* DESCRIPTION OF THE TASK:
Your task is to write out all of the records once more, exactly.

* SOURCE DATA:
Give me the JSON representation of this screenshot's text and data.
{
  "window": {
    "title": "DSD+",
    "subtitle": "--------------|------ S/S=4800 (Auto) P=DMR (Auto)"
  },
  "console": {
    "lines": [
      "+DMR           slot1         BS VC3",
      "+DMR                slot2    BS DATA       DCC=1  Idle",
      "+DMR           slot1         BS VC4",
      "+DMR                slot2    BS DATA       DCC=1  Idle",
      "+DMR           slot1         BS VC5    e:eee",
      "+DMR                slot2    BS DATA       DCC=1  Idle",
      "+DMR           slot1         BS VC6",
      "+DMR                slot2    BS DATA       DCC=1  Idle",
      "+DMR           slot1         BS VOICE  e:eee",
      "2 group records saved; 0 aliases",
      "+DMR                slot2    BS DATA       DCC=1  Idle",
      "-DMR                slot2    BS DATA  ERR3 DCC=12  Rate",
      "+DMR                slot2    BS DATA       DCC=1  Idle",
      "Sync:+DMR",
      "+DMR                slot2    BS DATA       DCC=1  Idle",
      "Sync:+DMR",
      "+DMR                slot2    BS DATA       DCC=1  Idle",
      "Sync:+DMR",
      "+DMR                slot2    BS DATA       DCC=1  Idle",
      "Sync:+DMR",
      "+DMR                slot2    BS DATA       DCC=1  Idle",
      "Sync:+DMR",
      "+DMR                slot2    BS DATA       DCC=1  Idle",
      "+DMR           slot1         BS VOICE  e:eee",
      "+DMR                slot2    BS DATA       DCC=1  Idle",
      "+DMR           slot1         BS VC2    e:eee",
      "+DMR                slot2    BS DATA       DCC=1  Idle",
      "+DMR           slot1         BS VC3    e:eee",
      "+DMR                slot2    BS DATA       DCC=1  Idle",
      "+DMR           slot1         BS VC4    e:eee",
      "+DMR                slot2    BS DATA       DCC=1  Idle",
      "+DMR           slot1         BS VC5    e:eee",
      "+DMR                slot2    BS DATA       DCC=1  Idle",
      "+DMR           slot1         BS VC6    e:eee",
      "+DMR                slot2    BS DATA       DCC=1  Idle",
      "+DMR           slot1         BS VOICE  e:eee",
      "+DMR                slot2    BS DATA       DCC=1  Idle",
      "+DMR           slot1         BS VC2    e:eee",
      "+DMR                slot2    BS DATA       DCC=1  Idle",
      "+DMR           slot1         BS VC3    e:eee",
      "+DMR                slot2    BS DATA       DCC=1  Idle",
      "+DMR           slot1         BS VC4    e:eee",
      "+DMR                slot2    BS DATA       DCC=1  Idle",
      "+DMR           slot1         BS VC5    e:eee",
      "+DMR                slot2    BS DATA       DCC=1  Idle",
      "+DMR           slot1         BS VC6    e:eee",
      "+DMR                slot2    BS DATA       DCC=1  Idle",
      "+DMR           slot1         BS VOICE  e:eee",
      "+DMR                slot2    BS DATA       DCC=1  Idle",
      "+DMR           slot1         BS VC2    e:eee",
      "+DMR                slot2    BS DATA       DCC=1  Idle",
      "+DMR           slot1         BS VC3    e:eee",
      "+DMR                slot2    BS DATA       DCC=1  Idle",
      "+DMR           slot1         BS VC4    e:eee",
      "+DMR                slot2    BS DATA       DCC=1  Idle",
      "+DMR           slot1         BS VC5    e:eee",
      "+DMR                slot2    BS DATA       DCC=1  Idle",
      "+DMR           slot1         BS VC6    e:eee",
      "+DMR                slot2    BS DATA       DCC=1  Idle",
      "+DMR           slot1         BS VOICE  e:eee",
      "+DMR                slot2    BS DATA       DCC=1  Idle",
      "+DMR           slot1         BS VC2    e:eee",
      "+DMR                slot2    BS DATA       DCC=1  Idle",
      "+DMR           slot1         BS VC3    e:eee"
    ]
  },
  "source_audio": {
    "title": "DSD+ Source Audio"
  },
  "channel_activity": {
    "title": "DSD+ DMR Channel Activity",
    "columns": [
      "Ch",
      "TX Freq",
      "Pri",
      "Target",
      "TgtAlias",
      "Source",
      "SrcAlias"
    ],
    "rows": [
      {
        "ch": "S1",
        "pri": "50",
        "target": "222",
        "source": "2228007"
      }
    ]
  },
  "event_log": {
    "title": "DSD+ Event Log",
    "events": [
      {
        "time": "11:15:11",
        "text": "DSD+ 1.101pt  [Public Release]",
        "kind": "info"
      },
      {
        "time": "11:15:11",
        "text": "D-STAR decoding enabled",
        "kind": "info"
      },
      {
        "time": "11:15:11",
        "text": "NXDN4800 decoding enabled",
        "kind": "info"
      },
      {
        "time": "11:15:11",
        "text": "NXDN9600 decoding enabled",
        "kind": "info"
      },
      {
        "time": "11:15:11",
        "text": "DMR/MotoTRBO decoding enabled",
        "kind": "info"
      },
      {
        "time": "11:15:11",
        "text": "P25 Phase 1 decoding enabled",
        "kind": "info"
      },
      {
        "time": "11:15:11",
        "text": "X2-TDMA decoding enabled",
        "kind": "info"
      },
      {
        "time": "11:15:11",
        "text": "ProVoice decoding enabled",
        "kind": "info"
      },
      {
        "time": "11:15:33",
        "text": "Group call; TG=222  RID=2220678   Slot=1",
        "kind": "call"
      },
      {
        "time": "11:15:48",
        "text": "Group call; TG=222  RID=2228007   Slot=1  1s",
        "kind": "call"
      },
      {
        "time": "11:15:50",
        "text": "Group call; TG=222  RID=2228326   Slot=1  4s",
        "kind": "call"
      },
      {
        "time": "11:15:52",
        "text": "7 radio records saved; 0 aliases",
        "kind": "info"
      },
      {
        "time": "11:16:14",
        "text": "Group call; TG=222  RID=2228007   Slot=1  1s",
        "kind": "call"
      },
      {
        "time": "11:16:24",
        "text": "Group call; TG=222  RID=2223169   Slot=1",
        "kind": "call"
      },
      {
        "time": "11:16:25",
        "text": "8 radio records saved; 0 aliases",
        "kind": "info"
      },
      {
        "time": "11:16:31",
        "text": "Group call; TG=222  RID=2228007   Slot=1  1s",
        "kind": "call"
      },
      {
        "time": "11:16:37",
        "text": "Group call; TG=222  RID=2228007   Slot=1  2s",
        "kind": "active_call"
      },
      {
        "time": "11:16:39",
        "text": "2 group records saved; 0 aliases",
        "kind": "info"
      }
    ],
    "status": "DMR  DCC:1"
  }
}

* YOUR RESPONSE:
Give me the JSON representation of this screenshot's text and data.
{
  "window": {
    "title": "DSD+",
    "subtitle": "--------------|------ S/S=4800 (Auto) P=DMR (Auto)"
  },
  "console": {
    "lines": [
      "+DMR           slot1         BS VC3",
      "+DMR                slot2    BS DATA       DCC=1  Idle",
      "+DMR           slot1         BS VC4",
      "+DMR                slot2    BS DATA       DCC=1  Idle",
      "+DMR           slot1         BS VC5    e:eee",
      "+DMR                slot2    BS DATA       DCC=1  Idle",
      "+DMR           slot1         BS VC6",
      "+DMR                slot2    BS DATA       DCC=1  Idle",
      "+DMR           slot1         BS VOICE  e:eee",
      "2 group records saved; 0 aliases",
      "+DMR                slot2    BS DATA       DCC=1  Idle",
      "-DMR                slot2    BS DATA  ERR3 DCC=12  Rate",
      "+DMR                slot2    BS DATA       DCC=1  Idle",
      "Sync:+DMR",
      "+DMR                slot2    BS DATA       DCC=1  Idle",
      "Sync:+DMR",
      "+DMR                slot2    BS DATA       DCC=1  Idle",
      "Sync:+DMR",
      "+DMR                slot2    BS DATA       DCC=1  Idle",
      "Sync:+DMR",
      "+DMR                slot2    BS DATA       DCC=1  Idle",
      "Sync:+DMR",
      "+DMR                slot2    BS DATA       DCC=1  Idle",
      "+DMR           slot1         BS VOICE  e:eee",
      "+DMR                slot2    BS DATA       DCC=1  Idle",
      "+DMR           slot1         BS VC2    e:eee",
      "+DMR                slot2    BS DATA       DCC=1  Idle",
      "+DMR           slot1         BS VC3    e:eee",
      "+DMR                slot2    BS DATA       DCC=1  Idle",
      "+DMR           slot1         BS VC4    e:eee",
      "+DMR                slot2    BS DATA       DCC=1  Idle",
      "+DMR           slot1         BS VC5    e:eee",
      "+DMR                slot2    BS DATA       DCC=1  Idle",
      "+DMR           slot1         BS VC6    e:eee",
      "+DMR                slot2    BS DATA       DCC=1  Idle",
      "+DMR           slot1         BS VOICE  e:eee",
      "+DMR                slot2    BS DATA       DCC=1  Idle",
      "+DMR           slot1         BS VC2    e:eee",
      "+DMR                slot2    BS DATA       DCC=1  Idle",
      "+DMR           slot1         BS VC3    e:eee",
      "+DMR                slot2    BS DATA       DCC=1  Idle",
      "+DMR           slot1         BS VC4    e:eee",
      "+DMR                slot2    BS DATA       DCC=1  Idle",
      "+DMR           slot1         BS VC5    e:eee",
      "+DMR                slot2    BS DATA       DCC=1  Idle",
      "+DMR           slot1         BS VC6    e:eee",
      "+DMR                slot2    BS DATA       DCC=1  Idle",
      "+DMR           slot1         BS VOICE  e:eee",
      "+DMR                slot2    BS DATA       DCC=1  Idle",
      "+DMR           slot1         BS VC2    e:eee",
      "+DMR                slot2    BS DATA       DCC=1  Idle",
      "+DMR           slot1         BS VC3    e:eee",
      "+DMR                slot2    BS DATA       DCC=1  Idle",
      "+DMR           slot1         BS VC4    e:eee",
      "+DMR                slot2    BS DATA       DCC=1  Idle",
      "+DMR           slot1         BS VC5    e:eee",
      "+DMR                slot2    BS DATA       DCC=1  Idle",
      "+DMR           slot1         BS VC6    e:eee",
      "+DMR                slot2    BS DATA       DCC=1  Idle",
      "+DMR           slot1         BS VOICE  e:eee",
      "+DMR                slot2    BS DATA       DCC=1  Idle",
      "+DMR           slot1         BS VC2    e:eee",
      "+DMR                slot2    BS DATA       DCC=1  Idle",
      "+DMR           slot1         BS VC3    e:eee"
    ]
  },
  "source_audio": {
    "title": "DSD+ Source Audio"
  },
  "channel_activity": {
    "title": "DSD+ DMR Channel Activity",
    "columns": [
      "Ch",
      "TX Freq",
      "Pri",
      "Target",
      "TgtAlias",
      "Source",
      "SrcAlias"
    ],
    "rows": [
      {
        "ch": "S1",
        "pri": "50",
        "target": "222",
        "source": "2228007"
      }
    ]
  },
  "event_log": {
    "title": "DSD+ Event Log",
    "events": [
      {
        "time": "11:15:11",
        "text": "DSD+ 1.101pt  [Public Release]",
        "kind": "info"
      },
      {
        "time": "11:15:11",
        "text": "D-STAR decoding enabled",
        "kind": "info"
      },
      {
        "time": "11:15:11",
        "text": "NXDN4800 decoding enabled",
        "kind": "info"
      },
      {
        "time": "11:15:11",
        "text": "NXDN9600 decoding enabled",
        "kind": "info"
      },
      {
        "time": "11:15:11",
        "text": "DMR/MotoTRBO decoding enabled",
        "kind": "info"
      },
      {
        "time": "11:15:11",
        "text": "P25 Phase 1 decoding enabled",
        "kind": "info"
      },
      {
        "time": "11:15:11",
        "text": "X2-TDMA decoding enabled",
        "kind": "info"
      },
      {
        "time": "11:15:11",
        "text": "ProVoice decoding enabled",
        "kind": "info"
      },
      {
        "time": "11:15:33",
        "text": "Group call; TG=222  RID=2220678   Slot=1",
        "kind": "call"
      },
      {
        "time": "11:15:48",
        "text": "Group call; TG=222  RID=2228007   Slot=1  1s",
        "kind": "call"
      },
      {
        "time": "11:15:50",
        "text": "Group call; TG=222  RID=2228326   Slot=1  4s",
        "kind": "call"
      },
      {
        "time": "11:15:52",
        "text": "7 radio records saved; 0 aliases",
        "kind": "info"
      },
      {
        "time": "11:16:14",
        "text": "Group call; TG=222  RID=2228007   Slot=1  1s",
        "kind": "call"
      },
      {
        "time": "11:16:24",
        "text": "Group call; TG=222  RID=2223169   Slot=1",
        "kind": "call"
      },
      {
        "time": "11:16:25",
        "text": "8 radio records saved; 0 aliases",
        "kind": "info"
      },
      {
        "time": "11:16:31",
        "text": "Group call; TG=222  RID=2228007   Slot=1  1s",
        "kind": "call"
      },
      {
        "time": "11:16:37",
        "text": "Group call; TG=222  RID=2228007   Slot=1  2s",
        "kind": "active_call"
      },
      {
        "time": "11:16:39",
        "text": "2 group records saved; 0 aliases",
        "kind": "info"
      }
    ],
    "status": "DMR  DCC:1"
  }
}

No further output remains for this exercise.